On the left side of way A, there is a node with a lower rcn_ref On the right side of way F there is a node with a higher rcn_ref
So following all empty roles + all forward roles should get one from the lower rcn_ref to the higher rcn_ref.
And following all empty roles + all backward roles (reversed) should get one from the higher rcn_ref to the lower rcn_ref.
This allows for automated check of continuity of a route in the forward and backward directions. I wrote a Python script which can be run regularly to validate that the routes remain continuous. This is for quality control, to be able to detect when contributors break the relations while editing.
- This is not the accepted usage of forward/backward roles. Forward/backward is defined as your direction of travel with respect to the direction of the way in OSM. I understand that your scheme might be easier for your script, but forward/backward would mean something different to other users. --Ldp 11:53, 28 September 2011 (BST)
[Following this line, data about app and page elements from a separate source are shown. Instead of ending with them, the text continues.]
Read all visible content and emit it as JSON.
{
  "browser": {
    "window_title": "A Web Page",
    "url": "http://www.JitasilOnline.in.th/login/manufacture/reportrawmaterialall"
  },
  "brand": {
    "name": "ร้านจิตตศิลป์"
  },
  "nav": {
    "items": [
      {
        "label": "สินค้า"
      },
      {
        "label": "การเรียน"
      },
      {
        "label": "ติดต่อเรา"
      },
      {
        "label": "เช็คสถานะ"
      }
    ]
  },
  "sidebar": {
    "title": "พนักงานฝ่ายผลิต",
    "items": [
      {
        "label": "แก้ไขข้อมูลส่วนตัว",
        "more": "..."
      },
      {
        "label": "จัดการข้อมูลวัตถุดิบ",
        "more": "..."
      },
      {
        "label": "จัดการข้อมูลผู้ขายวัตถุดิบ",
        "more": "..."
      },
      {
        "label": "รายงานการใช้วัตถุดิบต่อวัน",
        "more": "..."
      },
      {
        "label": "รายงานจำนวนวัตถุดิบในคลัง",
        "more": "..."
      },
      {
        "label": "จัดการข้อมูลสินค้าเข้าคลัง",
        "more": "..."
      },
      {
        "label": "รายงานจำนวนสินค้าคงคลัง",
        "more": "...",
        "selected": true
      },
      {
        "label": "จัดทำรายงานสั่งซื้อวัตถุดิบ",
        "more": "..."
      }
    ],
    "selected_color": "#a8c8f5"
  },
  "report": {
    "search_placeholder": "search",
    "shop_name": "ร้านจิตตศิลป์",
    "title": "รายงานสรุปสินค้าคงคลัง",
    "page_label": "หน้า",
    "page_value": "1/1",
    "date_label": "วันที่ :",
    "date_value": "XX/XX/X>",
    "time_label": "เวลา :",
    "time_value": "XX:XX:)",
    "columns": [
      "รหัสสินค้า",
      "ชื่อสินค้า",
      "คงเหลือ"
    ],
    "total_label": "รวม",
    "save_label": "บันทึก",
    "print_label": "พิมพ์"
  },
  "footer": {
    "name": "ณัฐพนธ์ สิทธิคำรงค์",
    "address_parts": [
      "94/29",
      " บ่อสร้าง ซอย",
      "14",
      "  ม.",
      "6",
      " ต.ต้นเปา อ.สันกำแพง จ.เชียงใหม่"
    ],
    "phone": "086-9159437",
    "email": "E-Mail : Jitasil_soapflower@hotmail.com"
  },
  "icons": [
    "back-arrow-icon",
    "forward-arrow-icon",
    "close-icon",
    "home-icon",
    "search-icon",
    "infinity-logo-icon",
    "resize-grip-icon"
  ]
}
- I'll have to come up with a way to change them to comply to that then and especially a way to decide what to do when there is a fork and how to determine which is the forward and backward direction, the way I understand it.